Aim of the exercise
Show all lines from the listing below that contain "React".

Material for this exercise
--
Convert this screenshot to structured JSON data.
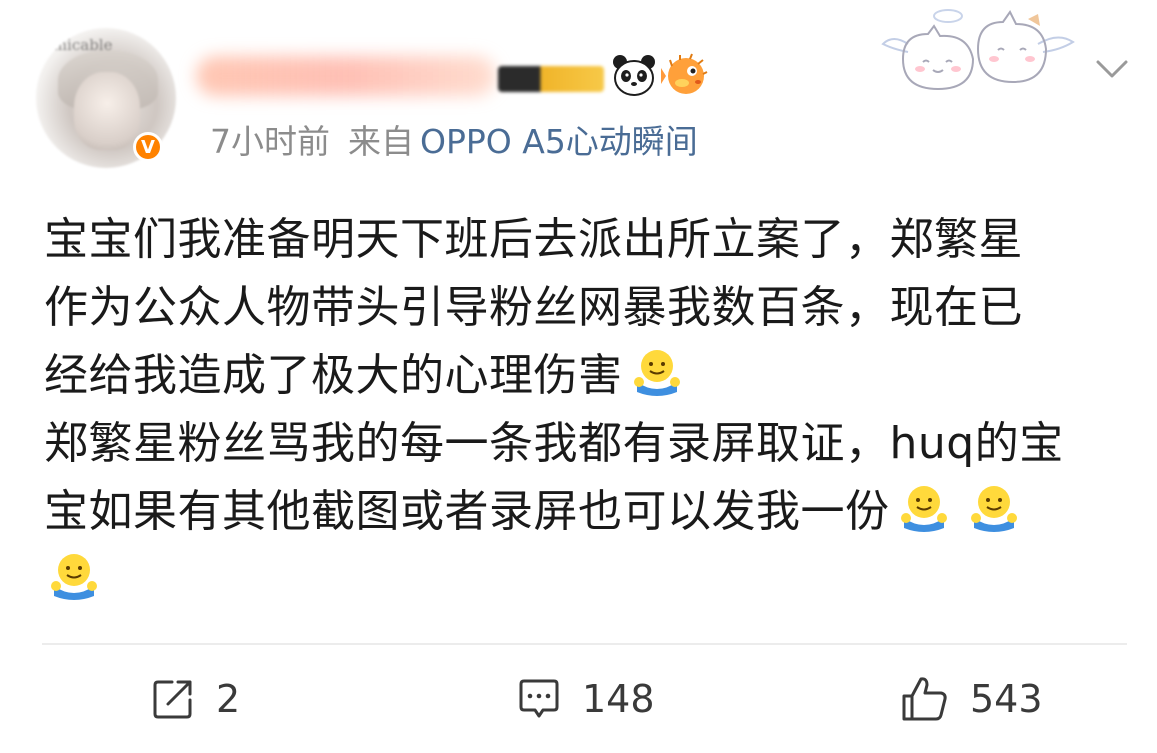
{
  "post": {
    "avatar_text": "Amicable",
    "time": "7小时前",
    "from_label": "来自",
    "device": "OPPO A5心动瞬间",
    "body_lines_1": [
      "宝宝们我准备明天下班后去派出所立案了，郑繁星",
      "作为公众人物带头引导粉丝网暴我数百条，现在已",
      "经给我造成了极大的心理伤害"
    ],
    "body_lines_2": [
      "郑繁星粉丝骂我的每一条我都有录屏取证，huq的宝",
      "宝如果有其他截图或者录屏也可以发我一份"
    ]
  },
  "actions": {
    "share_count": "2",
    "comment_count": "148",
    "like_count": "543"
  },
  "icons": {
    "verified": "verified-v-badge-icon",
    "emoji": "hug-emoji-icon",
    "share": "share-icon",
    "comment": "comment-icon",
    "like": "thumbs-up-icon",
    "menu": "chevron-down-icon"
  },
  "colors": {
    "link_blue": "#4a6c95",
    "meta_gray": "#8c8c8c",
    "verified_orange": "#ff8200"
  }
}
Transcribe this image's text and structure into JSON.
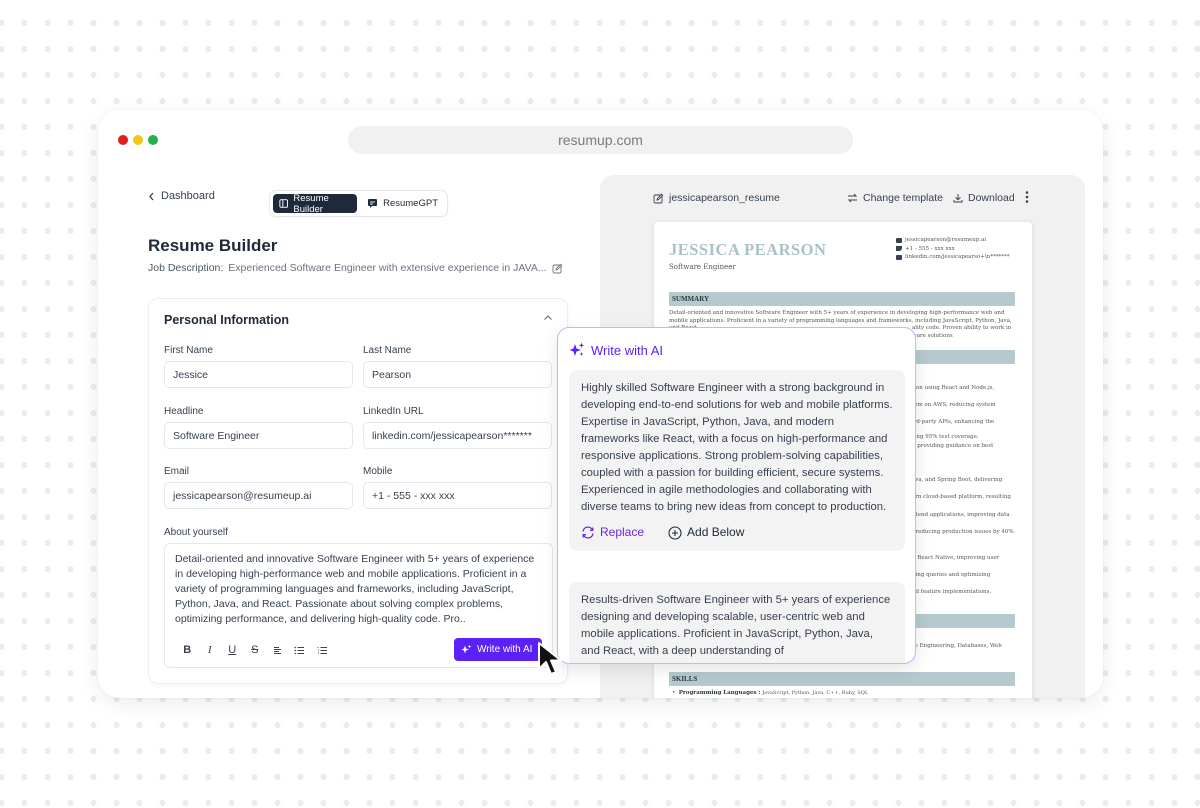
{
  "browser": {
    "url": "resumup.com",
    "traffic_lights": [
      "#e11d1d",
      "#f5c518",
      "#22b14c"
    ]
  },
  "builder": {
    "back_label": "Dashboard",
    "tabs": [
      {
        "label": "Resume Builder",
        "icon": "layout-panel-icon",
        "active": true
      },
      {
        "label": "ResumeGPT",
        "icon": "chat-bubble-icon",
        "active": false
      }
    ],
    "title": "Resume Builder",
    "job_description_label": "Job Description:",
    "job_description_value": "Experienced Software Engineer with extensive experience in JAVA..."
  },
  "personal_info": {
    "title": "Personal Information",
    "fields": {
      "first_name": {
        "label": "First Name",
        "value": "Jessice"
      },
      "last_name": {
        "label": "Last Name",
        "value": "Pearson"
      },
      "headline": {
        "label": "Headline",
        "value": "Software Engineer"
      },
      "linkedin": {
        "label": "LinkedIn URL",
        "value": "linkedin.com/jessicapearson*******"
      },
      "email": {
        "label": "Email",
        "value": "jessicapearson@resumeup.ai"
      },
      "mobile": {
        "label": "Mobile",
        "value": "+1 - 555 - xxx xxx"
      }
    },
    "about": {
      "label": "About yourself",
      "value": "Detail-oriented and innovative Software Engineer with 5+ years of experience in developing high-performance web and mobile applications. Proficient in a variety of programming languages and frameworks, including JavaScript, Python, Java, and React. Passionate about solving complex problems, optimizing performance, and delivering high-quality code. Pro.."
    },
    "format_tools": [
      "B",
      "I",
      "U",
      "S",
      "align",
      "bullet-list",
      "numbered-list"
    ],
    "write_ai_label": "Write with AI"
  },
  "preview": {
    "file_name": "jessicapearson_resume",
    "change_template_label": "Change template",
    "download_label": "Download",
    "resume": {
      "name": "JESSICA PEARSON",
      "title": "Software Engineer",
      "email": "jessicapearson@resumeup.ai",
      "phone": "+1 - 555 - xxx xxx",
      "linkedin": "linkedin.com/jessicapearso+\\n*******",
      "summary_heading": "SUMMARY",
      "summary_text": "Detail-oriented and innovative Software Engineer with 5+ years of experience in developing high-performance web and mobile applications. Proficient in a variety of programming languages and frameworks, including JavaScript, Python, Java, and React.",
      "summary_tail_1": "ality code. Proven ability to work in",
      "summary_tail_2": "ware solutions",
      "experience_fragments": [
        "tion using React and Node.js,",
        "tem on AWS, reducing system",
        "ird-party APIs, enhancing the",
        "ring 95% test coverage.",
        "d providing guidance on best",
        "ava, and Spring Boot, delivering",
        "ern cloud-based platform, resulting",
        "ntend applications, improving data",
        ", reducing production issues by 40%.",
        "g React Native, improving user",
        "ning queries and optimizing",
        "nd feature implementations."
      ],
      "education_fragment": "re Engineering, Databases, Web",
      "skills_heading": "SKILLS",
      "skills_item_label": "Programming Languages :",
      "skills_item_value": "JavaScript, Python, Java, C++, Ruby, SQL"
    }
  },
  "ai_popup": {
    "title": "Write with AI",
    "suggestions": [
      {
        "text": "Highly skilled Software Engineer with a strong background in developing end-to-end solutions for web and mobile platforms. Expertise in JavaScript, Python, Java, and modern frameworks like React, with a focus on high-performance and responsive applications. Strong problem-solving capabilities, coupled with a passion for building efficient, secure systems. Experienced in agile methodologies and collaborating with diverse teams to bring new ideas from concept to production.",
        "replace_label": "Replace",
        "add_below_label": "Add Below"
      },
      {
        "text": "Results-driven Software Engineer with 5+ years of experience designing and developing scalable, user-centric web and mobile applications. Proficient in JavaScript, Python, Java, and React, with a deep understanding of"
      }
    ]
  },
  "colors": {
    "accent": "#5b21f6",
    "resume_heading_bg": "#b5cacf",
    "resume_name": "#a9c2c6"
  }
}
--
Result of the exercise
      "value": "Detail-oriented and innovative Software Engineer with 5+ years of experience in developing high-performance web and mobile applications. Proficient in a variety of programming languages and frameworks, including JavaScript, Python, Java, and React. Passionate about solving complex problems, optimizing performance, and delivering high-quality code. Pro.."
      "summary_text": "Detail-oriented and innovative Software Engineer with 5+ years of experience in developing high-performance web and mobile applications. Proficient in a variety of programming languages and frameworks, including JavaScript, Python, Java, and React.",
        "tion using React and Node.js,",
        "g React Native, improving user",
        "text": "Highly skilled Software Engineer with a strong background in developing end-to-end solutions for web and mobile platforms. Expertise in JavaScript, Python, Java, and modern frameworks like React, with a focus on high-performance and responsive applications. Strong problem-solving capabilities, coupled with a passion for building efficient, secure systems. Experienced in agile methodologies and collaborating with diverse teams to bring new ideas from concept to production.",
        "text": "Results-driven Software Engineer with 5+ years of experience designing and developing scalable, user-centric web and mobile applications. Proficient in JavaScript, Python, Java, and React, with a deep understanding of"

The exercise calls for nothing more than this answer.